The South African 2020 apple export season has started amidst some uncertainty as to how the COVID-19 outbreak will influence international trade.
What is certain though, is that there has been a strong West-East trade shift over the past two decades. With around 70% of the annual apple crop destined for the Far East, South East Asia, the Middle East, and Africa.
Over the past 15 years, South Africa has increased its marketing position in the east gradually and is continuing to work to gain better market access in the region, says Jacques du Preez, General Manager Trade and Marketing at Hortgro. “In China, in particular, we have seen increased interest and demand since gaining access for apples a few years ago. Although it is from a low base, our sales in China have grown fairly rapidly.”

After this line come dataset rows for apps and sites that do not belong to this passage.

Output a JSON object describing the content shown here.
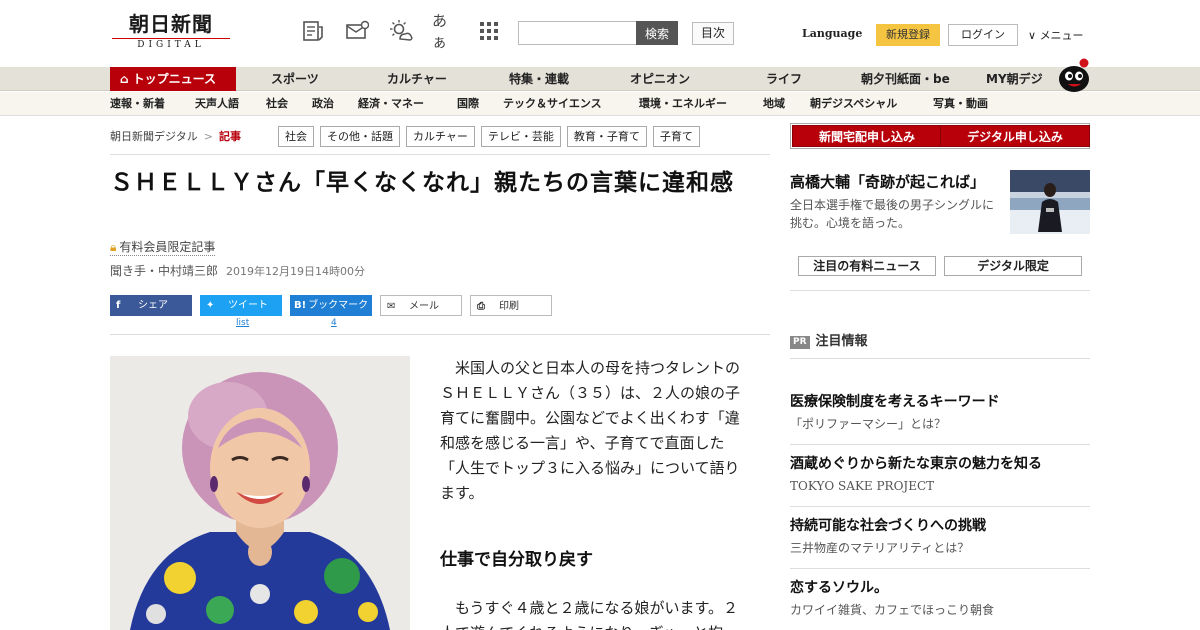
{
  "header": {
    "logo_main": "朝日新聞",
    "logo_sub": "DIGITAL",
    "icons": [
      "newspaper-icon",
      "mail-icon",
      "weather-icon",
      "font-size-icon",
      "grid-menu-icon"
    ],
    "font_icon_text": "あぁ",
    "search_placeholder": "",
    "search_button": "検索",
    "contents_button": "目次",
    "language": "Language",
    "register": "新規登録",
    "login": "ログイン",
    "menu": "メニュー"
  },
  "nav_primary": {
    "top": "トップニュース",
    "items": [
      "スポーツ",
      "カルチャー",
      "特集・連載",
      "オピニオン",
      "ライフ",
      "朝夕刊紙面・be",
      "MY朝デジ"
    ]
  },
  "nav_secondary": {
    "items": [
      "速報・新着",
      "天声人語",
      "社会",
      "政治",
      "経済・マネー",
      "国際",
      "テック＆サイエンス",
      "環境・エネルギー",
      "地域",
      "朝デジスペシャル",
      "写真・動画"
    ]
  },
  "breadcrumb": {
    "root": "朝日新聞デジタル",
    "sep": ">",
    "current": "記事"
  },
  "tags": [
    "社会",
    "その他・話題",
    "カルチャー",
    "テレビ・芸能",
    "教育・子育て",
    "子育て"
  ],
  "article": {
    "headline": "ＳＨＥＬＬＹさん「早くなくなれ」親たちの言葉に違和感",
    "paid_label": "有料会員限定記事",
    "author": "聞き手・中村靖三郎",
    "date": "2019年12月19日14時00分",
    "lead": "米国人の父と日本人の母を持つタレントのＳＨＥＬＬＹさん（３５）は、２人の娘の子育てに奮闘中。公園などでよく出くわす「違和感を感じる一言」や、子育てで直面した「人生でトップ３に入る悩み」について語ります。",
    "subhead": "仕事で自分取り戻す",
    "body": "もうすぐ４歳と２歳になる娘がいます。２人で遊んでくれるようになり、ぎゅっと抱"
  },
  "share": {
    "facebook": "シェア",
    "twitter": "ツイート",
    "twitter_count": "list",
    "hatena": "ブックマーク",
    "hatena_icon": "B!",
    "hatena_count": "4",
    "mail": "メール",
    "print": "印刷"
  },
  "sidebar": {
    "subscribe_home": "新聞宅配申し込み",
    "subscribe_digital": "デジタル申し込み",
    "feature_title": "高橋大輔「奇跡が起これば」",
    "feature_desc": "全日本選手権で最後の男子シングルに挑む。心境を語った。",
    "tab_paid": "注目の有料ニュース",
    "tab_digital": "デジタル限定",
    "pr_badge": "PR",
    "pr_title": "注目情報",
    "pr_items": [
      {
        "title": "医療保険制度を考えるキーワード",
        "desc": "「ポリファーマシー」とは？"
      },
      {
        "title": "酒蔵めぐりから新たな東京の魅力を知る",
        "desc": "TOKYO SAKE PROJECT"
      },
      {
        "title": "持続可能な社会づくりへの挑戦",
        "desc": "三井物産のマテリアリティとは？"
      },
      {
        "title": "恋するソウル。",
        "desc": "カワイイ雑貨、カフェでほっこり朝食"
      }
    ]
  },
  "colors": {
    "brand_red": "#b8000b",
    "register_yellow": "#f5c542",
    "facebook": "#3b5998",
    "twitter": "#1da1f2",
    "hatena": "#1e7fd4"
  }
}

He says increased sales in the East are spearheaded by Gala’s, Pink Lady and Fuji. “South Africa grows and packs fruit of excellent quality and taste, and we have distinguished ourselves in this regard amongst the trade. Backed by new varieties that increasingly deliver on this promise, the future looks pretty rosy.”
According to Du Preez events around COVID-19 is causing uncertainty, but says it does not affect South Africa’s views on the long term prospects in the markets of Asia and South East Asia. “It is still early in our new season and we are confident that these uncertainties will eventually be cleared up to pave the way for a good season.”
Progress has also been made in other countries in the region, particularly Malaysia and Bangladesh. South Africa is also keen to get back into Thailand which has been closed for some years.
With excellent growing conditions this year, South Africa is forecasting an increased apple export crop. The 2020 apple export forecast is for 35.7 million 12.5kg equivalent cartons which are about a six percent increase on last year.
“This includes increased volumes of Royal Gala, now the second biggest South African apple category, Fuji and Pink Lady,” says Jacques du Preez.
The imminent entry of pears into China has also been halted due to the virus outbreak. The signing of the protocols would have taken place in March but has now been delayed. The hope remains that pear exports will start as soon as the formalities are out of the way.
But China is not the only Asian market hungry for South African pome fruit. In recent times South Africa’s Forelle pears have shown significant growth in India, followed by Indonesia and Malaysia. Last year South Africa sold 1,1 million cartons of Forelle in India.
“It has always been the aim of the South African industry to deliver a range of blushed pears and to conclude our season with Forelle which is the flagship at this stage. Cheeky, Rosemarie and Flamingo will open the season, and there are other blushed varieties such as Celina which may play a role in the future. For the immediate future, Forelle will dominate the blush pear offer.”
South Africa’s pear export crop is expected to be slightly down on last year but this will not affect market supply.
Also, read OPTIMISTIC FORECAST FOR POME FRUIT